- Autonomy: Autonomous agents function without continuous human direction, independently making decisions and executing actions.
- Reactivity: These agents are designed to sense their environment and promptly respond to its dynamics.
- Proactivity: Beyond mere reactions, they proactively initiate actions to fulfill their predetermined objectives.
- Sociability: Capable of interacting with other agents or humans, they engage in cooperation, negotiation, and information exchange to achieve their goals.
- Sensors: Tools for environmental perception, ranging from visual cameras to auditory microphones, and other data input mechanisms.
- Actuators: Devices for influencing the environment, encompassing motors for movement, speakers for sound production, and other output mechanisms.
- Decision-making Unit: The agent’s ‘brain,’ which may employ simple rule-based systems or complex AI algorithms to process sensory data and determine the best course of action.
Classification of Autonomous Agents
- Simple Reflex Agents: Operate based on immediate environmental changes, lacking an internal state.
- Model-based Reflex Agents: Possess an internal state to track environmental changes that are not instantly observable.
- Goal-based Agents: Driven by specific goals, these agents consider the future impacts of their actions to achieve desired outcomes.

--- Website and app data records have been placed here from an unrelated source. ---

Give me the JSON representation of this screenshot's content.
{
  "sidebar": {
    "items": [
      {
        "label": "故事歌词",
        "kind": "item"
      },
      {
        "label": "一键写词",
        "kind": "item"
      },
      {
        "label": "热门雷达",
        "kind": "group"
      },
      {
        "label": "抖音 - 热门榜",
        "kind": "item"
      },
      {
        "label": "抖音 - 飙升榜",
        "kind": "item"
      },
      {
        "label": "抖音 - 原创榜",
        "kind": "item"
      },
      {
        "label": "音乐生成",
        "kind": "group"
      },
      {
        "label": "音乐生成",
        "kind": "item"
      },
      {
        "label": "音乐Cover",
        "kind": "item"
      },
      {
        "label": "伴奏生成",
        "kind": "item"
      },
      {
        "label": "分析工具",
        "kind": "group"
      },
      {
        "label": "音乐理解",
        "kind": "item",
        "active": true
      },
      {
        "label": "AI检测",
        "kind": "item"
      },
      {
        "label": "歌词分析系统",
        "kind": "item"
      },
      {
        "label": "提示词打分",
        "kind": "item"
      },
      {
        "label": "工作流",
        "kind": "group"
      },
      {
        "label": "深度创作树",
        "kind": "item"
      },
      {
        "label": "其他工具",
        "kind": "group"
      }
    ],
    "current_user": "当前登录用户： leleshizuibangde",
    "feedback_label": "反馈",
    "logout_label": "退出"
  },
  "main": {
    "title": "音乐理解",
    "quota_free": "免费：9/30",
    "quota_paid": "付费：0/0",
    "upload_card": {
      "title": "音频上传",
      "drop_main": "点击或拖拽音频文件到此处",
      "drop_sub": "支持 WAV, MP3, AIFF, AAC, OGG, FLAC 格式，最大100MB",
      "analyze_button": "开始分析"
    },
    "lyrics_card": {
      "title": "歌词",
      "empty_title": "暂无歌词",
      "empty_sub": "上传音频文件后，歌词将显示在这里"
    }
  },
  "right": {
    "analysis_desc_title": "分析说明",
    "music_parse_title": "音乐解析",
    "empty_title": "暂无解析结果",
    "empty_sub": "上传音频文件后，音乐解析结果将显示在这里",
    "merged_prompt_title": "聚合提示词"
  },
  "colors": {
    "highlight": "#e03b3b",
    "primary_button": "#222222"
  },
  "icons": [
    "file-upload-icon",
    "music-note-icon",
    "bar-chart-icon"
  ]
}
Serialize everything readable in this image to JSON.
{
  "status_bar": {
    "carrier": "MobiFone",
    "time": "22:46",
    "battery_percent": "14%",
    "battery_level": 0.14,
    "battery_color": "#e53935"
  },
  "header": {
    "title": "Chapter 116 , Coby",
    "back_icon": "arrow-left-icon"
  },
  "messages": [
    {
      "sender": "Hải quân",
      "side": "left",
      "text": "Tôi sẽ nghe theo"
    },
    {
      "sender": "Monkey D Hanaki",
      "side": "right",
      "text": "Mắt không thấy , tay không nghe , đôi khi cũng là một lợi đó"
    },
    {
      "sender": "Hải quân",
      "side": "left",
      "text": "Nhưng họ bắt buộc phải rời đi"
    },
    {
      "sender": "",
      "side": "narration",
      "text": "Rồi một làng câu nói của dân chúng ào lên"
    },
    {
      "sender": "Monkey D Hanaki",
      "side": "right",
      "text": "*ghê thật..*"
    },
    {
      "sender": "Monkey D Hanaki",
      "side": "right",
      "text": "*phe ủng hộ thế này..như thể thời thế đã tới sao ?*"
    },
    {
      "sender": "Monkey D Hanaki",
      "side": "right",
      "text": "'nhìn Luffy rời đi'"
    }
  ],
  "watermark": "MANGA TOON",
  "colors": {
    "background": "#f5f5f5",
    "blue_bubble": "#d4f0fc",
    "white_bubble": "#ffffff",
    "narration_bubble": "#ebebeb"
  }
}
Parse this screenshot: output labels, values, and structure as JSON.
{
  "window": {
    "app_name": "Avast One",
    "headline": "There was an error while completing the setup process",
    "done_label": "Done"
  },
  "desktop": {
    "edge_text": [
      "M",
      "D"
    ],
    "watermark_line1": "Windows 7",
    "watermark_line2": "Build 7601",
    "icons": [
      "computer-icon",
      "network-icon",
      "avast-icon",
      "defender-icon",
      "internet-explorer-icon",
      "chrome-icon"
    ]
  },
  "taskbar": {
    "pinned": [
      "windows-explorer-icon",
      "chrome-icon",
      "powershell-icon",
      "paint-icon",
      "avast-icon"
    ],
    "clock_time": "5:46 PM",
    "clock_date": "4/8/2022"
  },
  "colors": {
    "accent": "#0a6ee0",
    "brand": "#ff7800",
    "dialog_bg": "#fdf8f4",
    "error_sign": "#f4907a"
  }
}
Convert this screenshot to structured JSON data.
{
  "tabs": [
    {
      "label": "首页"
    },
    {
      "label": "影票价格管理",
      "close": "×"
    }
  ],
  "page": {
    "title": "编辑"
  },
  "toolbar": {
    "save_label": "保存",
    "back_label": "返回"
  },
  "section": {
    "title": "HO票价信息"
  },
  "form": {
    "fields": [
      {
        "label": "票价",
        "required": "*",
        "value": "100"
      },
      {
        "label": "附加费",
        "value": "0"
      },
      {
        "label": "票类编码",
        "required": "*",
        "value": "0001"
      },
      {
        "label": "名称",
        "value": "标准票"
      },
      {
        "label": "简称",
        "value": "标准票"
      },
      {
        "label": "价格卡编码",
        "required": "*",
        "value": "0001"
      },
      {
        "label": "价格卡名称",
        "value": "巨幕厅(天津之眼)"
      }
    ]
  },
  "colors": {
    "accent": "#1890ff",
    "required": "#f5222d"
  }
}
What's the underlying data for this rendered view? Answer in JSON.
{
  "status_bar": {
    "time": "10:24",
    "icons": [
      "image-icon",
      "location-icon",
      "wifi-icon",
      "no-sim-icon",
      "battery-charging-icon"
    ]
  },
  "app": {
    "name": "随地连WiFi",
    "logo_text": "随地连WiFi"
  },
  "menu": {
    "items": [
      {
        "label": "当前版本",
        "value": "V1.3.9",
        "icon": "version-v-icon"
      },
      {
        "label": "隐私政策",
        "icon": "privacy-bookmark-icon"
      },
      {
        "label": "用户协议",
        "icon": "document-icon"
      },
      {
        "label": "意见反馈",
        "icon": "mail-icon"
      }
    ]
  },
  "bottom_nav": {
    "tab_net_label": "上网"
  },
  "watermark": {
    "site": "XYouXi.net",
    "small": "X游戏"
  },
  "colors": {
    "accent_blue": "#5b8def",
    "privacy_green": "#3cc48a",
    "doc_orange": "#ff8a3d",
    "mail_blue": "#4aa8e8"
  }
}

- Utility-based Agents: Seek to maximize a predefined measure of their happiness or satisfaction through a utility function.
- Learning Agents: Continuously improve their performance by learning from past experiences and adapting to new situations.
Applications in Various Fields
- Robotics: Robots autonomously execute tasks in sectors like manufacturing, exploration, and customer service.
- Software Agents: Autonomous programs conducting online tasks, including web crawling, chatbot interactions, and personal assistance.
- Autonomous Vehicles: Self-driving cars, drones, and other vehicles navigating and operating independently of human control.
- Smart Environments: Intelligent systems that manage and optimize resources in smart homes or cities for improved living conditions.
Challenges and Ethical Considerations
- Ethical and Safety Issues: Guaranteeing that autonomous agents’ decisions are both ethically responsible and safe, particularly in sensitive areas like healthcare and autonomous driving.
- Interoperability: Ensuring seamless operation and communication with other agents and systems.
- Adaptability: The capacity to adjust to novel or unforeseen environmental changes or goals.
- Security: Safeguarding against malicious threats that could jeopardize their functionality or safety.
The evolution of autonomous agents is intrinsically linked to advancements in AI and machine learning, aiming at enhancing their adaptability, decision-making prowess, and interactions with humans and other agents. This includes endeavors to deepen our understanding of human-agent interaction, refine learning algorithms, and tackle ethical dilemmas related to autonomy.
Autonomous agents mark a pivotal advancement in technological capability, promising to automate intricate tasks, boost efficiency, and unlock new opportunities across diverse sectors. Their ongoing evolution presents a spectrum of possibilities and challenges, necessitating thoughtful consideration of their design, implementation, and societal impact.